* [Task instructions]:
Please show every line from the entries that carries the word "clicks".

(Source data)
◆ ◆ ◆ ◆ ◆
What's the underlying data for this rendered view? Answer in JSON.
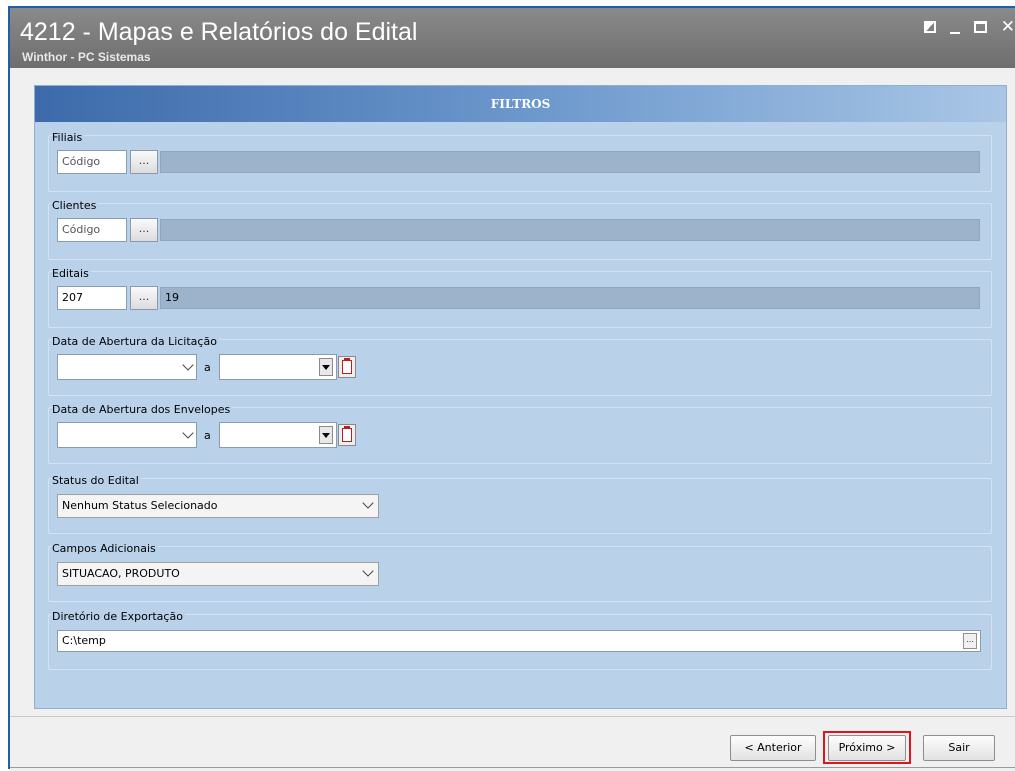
{
  "window": {
    "title": "4212 - Mapas e Relatórios do Edital",
    "subtitle": "Winthor - PC Sistemas",
    "controls": [
      "restore-icon",
      "minimize-icon",
      "maximize-icon",
      "close-icon"
    ]
  },
  "panel": {
    "header": "FILTROS"
  },
  "filters": {
    "filiais": {
      "label": "Filiais",
      "code_placeholder": "Código",
      "code_value": "",
      "lookup_label": "...",
      "description": ""
    },
    "clientes": {
      "label": "Clientes",
      "code_placeholder": "Código",
      "code_value": "",
      "lookup_label": "...",
      "description": ""
    },
    "editais": {
      "label": "Editais",
      "code_value": "207",
      "lookup_label": "...",
      "description": "19"
    },
    "data_abertura_licitacao": {
      "label": "Data de Abertura da Licitação",
      "from": "",
      "separator": "a",
      "to": ""
    },
    "data_abertura_envelopes": {
      "label": "Data de Abertura dos Envelopes",
      "from": "",
      "separator": "a",
      "to": ""
    },
    "status_edital": {
      "label": "Status do Edital",
      "selected": "Nenhum Status Selecionado"
    },
    "campos_adicionais": {
      "label": "Campos Adicionais",
      "selected": "SITUACAO, PRODUTO"
    },
    "diretorio_exportacao": {
      "label": "Diretório de Exportação",
      "value": "C:\\temp",
      "browse_label": "..."
    }
  },
  "footer": {
    "anterior": "< Anterior",
    "proximo": "Próximo >",
    "sair": "Sair",
    "highlight_color": "#e0141e"
  },
  "colors": {
    "panel_bg": "#b9d2ea",
    "header_gradient_start": "#3d6aaa",
    "titlebar": "#7a7a7a"
  }
}
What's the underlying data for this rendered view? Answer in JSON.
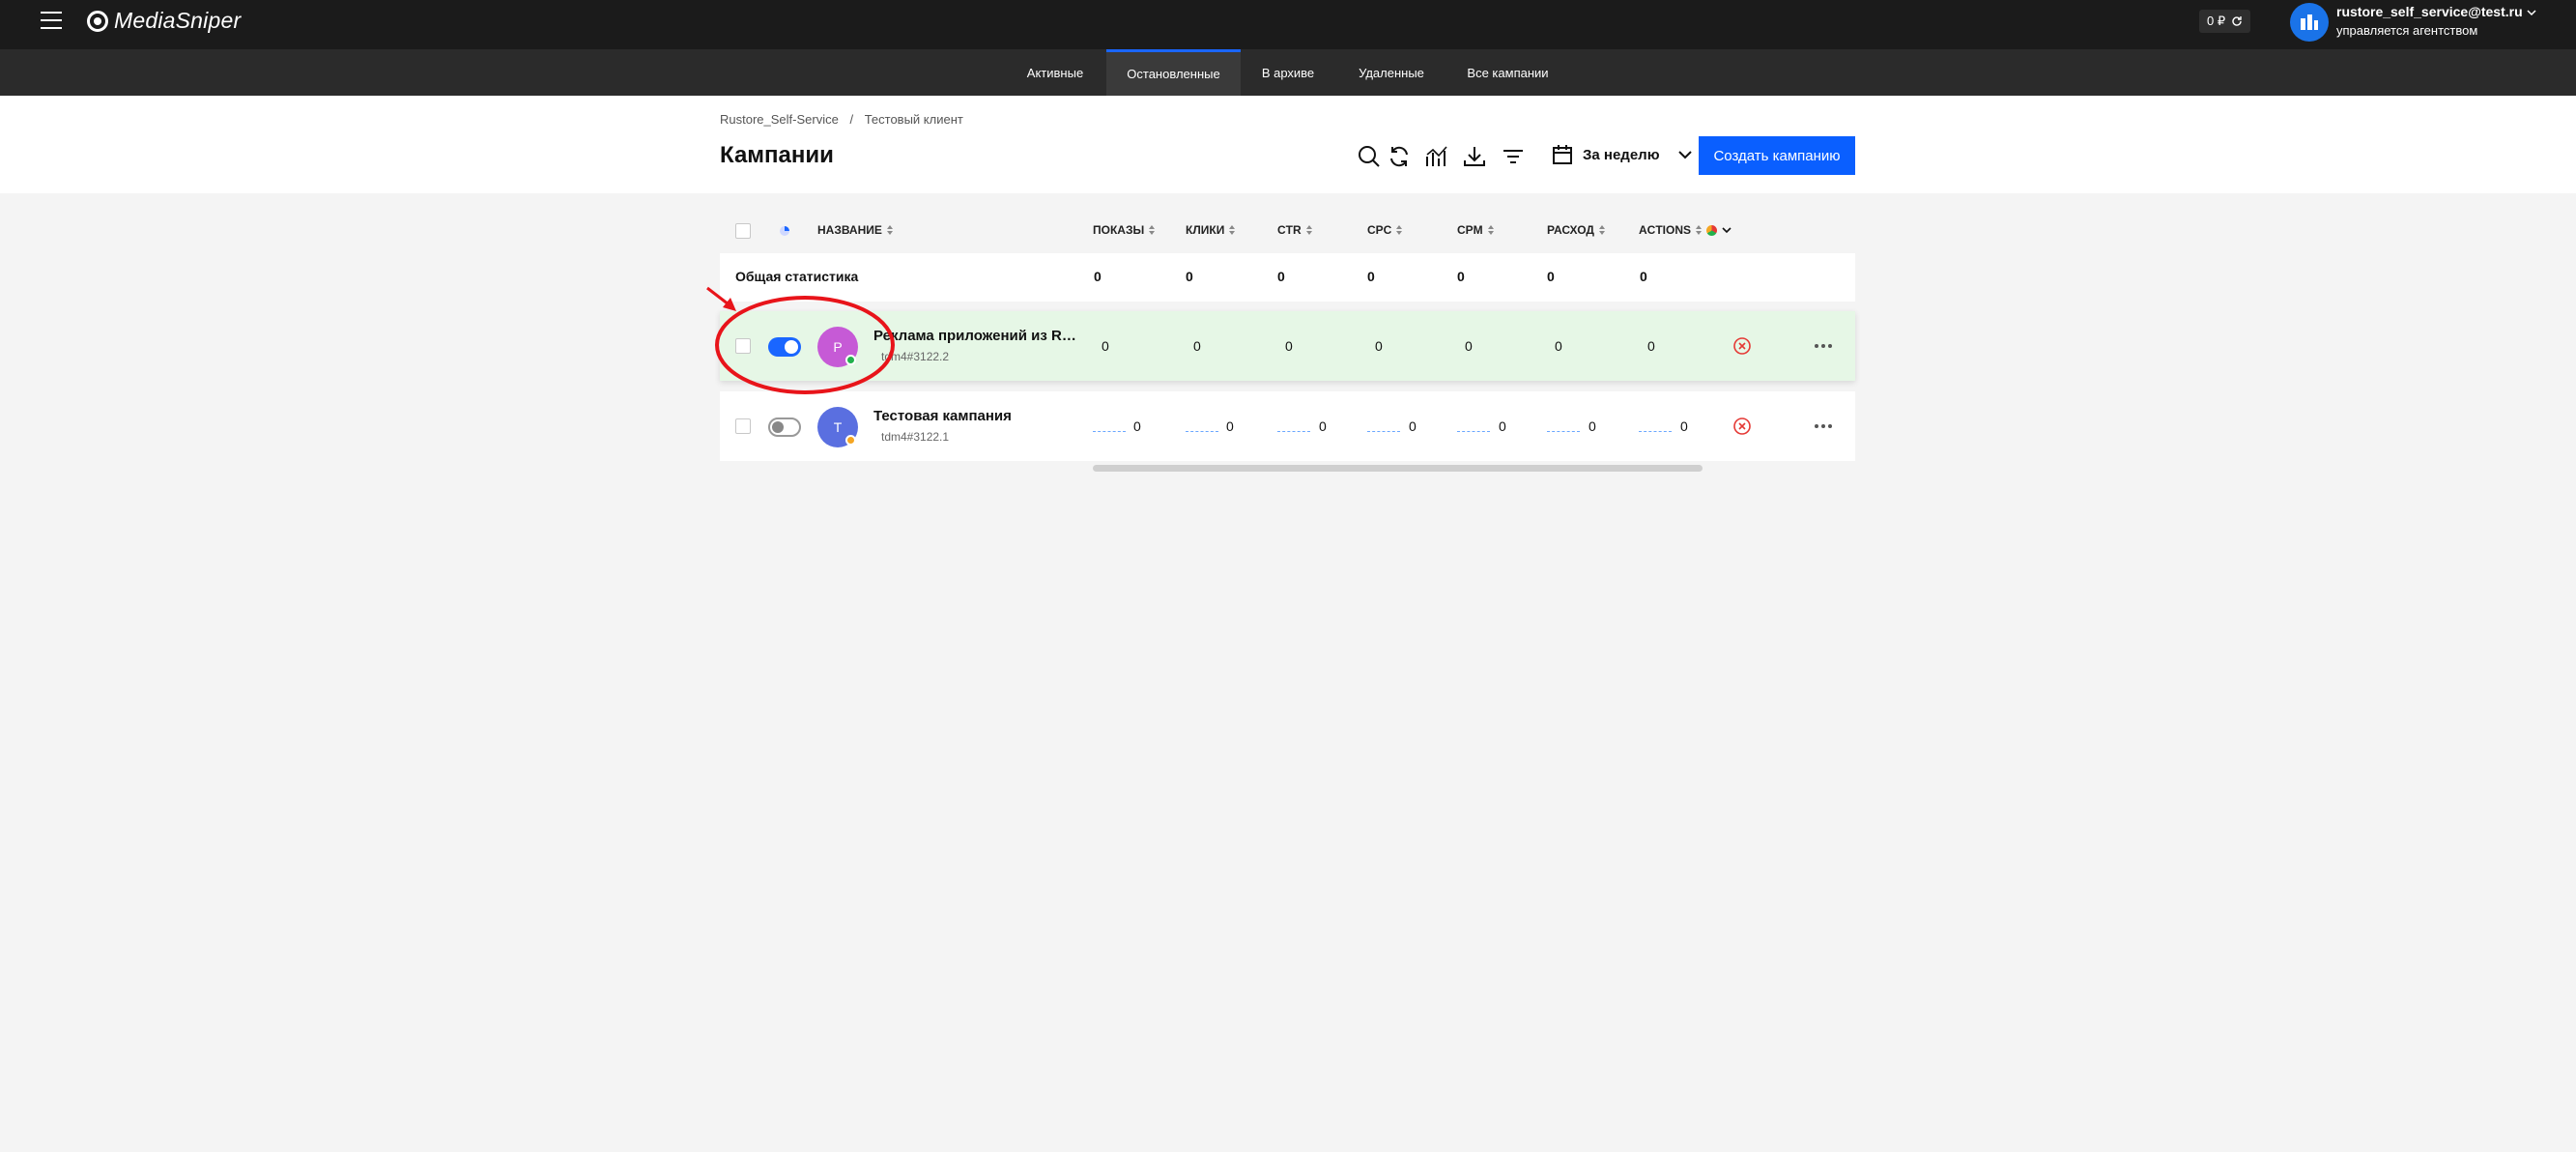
{
  "app": {
    "logo": "MediaSniper"
  },
  "topbar": {
    "balance": "0 ₽",
    "user_email": "rustore_self_service@test.ru",
    "user_subtitle": "управляется агентством"
  },
  "tabs": [
    {
      "label": "Активные"
    },
    {
      "label": "Остановленные",
      "active": true
    },
    {
      "label": "В архиве"
    },
    {
      "label": "Удаленные"
    },
    {
      "label": "Все кампании"
    }
  ],
  "breadcrumb": {
    "root": "Rustore_Self-Service",
    "separator": "/",
    "current": "Тестовый клиент"
  },
  "page_title": "Кампании",
  "toolbar": {
    "icons": [
      "search-icon",
      "refresh-icon",
      "chart-icon",
      "download-icon",
      "filter-icon"
    ],
    "period_label": "За неделю",
    "create_label": "Создать кампанию"
  },
  "columns": {
    "name": "НАЗВАНИЕ",
    "impressions": "ПОКАЗЫ",
    "clicks": "КЛИКИ",
    "ctr": "CTR",
    "cpc": "CPC",
    "cpm": "CPM",
    "spend": "РАСХОД",
    "actions": "ACTIONS"
  },
  "totals": {
    "label": "Общая статистика",
    "impressions": "0",
    "clicks": "0",
    "ctr": "0",
    "cpc": "0",
    "cpm": "0",
    "spend": "0",
    "actions": "0"
  },
  "rows": [
    {
      "avatar": "P",
      "avatar_color": "#c65ad6",
      "status_color": "#22b14c",
      "name": "Реклама приложений из RuStore",
      "id": "tdm4#3122.2",
      "enabled": true,
      "impressions": "0",
      "clicks": "0",
      "ctr": "0",
      "cpc": "0",
      "cpm": "0",
      "spend": "0",
      "actions": "0"
    },
    {
      "avatar": "T",
      "avatar_color": "#5a6fe0",
      "status_color": "#f5a623",
      "name": "Тестовая кампания",
      "id": "tdm4#3122.1",
      "enabled": false,
      "impressions": "0",
      "clicks": "0",
      "ctr": "0",
      "cpc": "0",
      "cpm": "0",
      "spend": "0",
      "actions": "0"
    }
  ],
  "colors": {
    "accent": "#0a5fff",
    "annotation": "#e8141a",
    "error": "#e53935"
  }
}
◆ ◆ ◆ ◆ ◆
* [Answer to this task]:
    "clicks": "КЛИКИ",
    "clicks": "0",
      "clicks": "0",
      "clicks": "0",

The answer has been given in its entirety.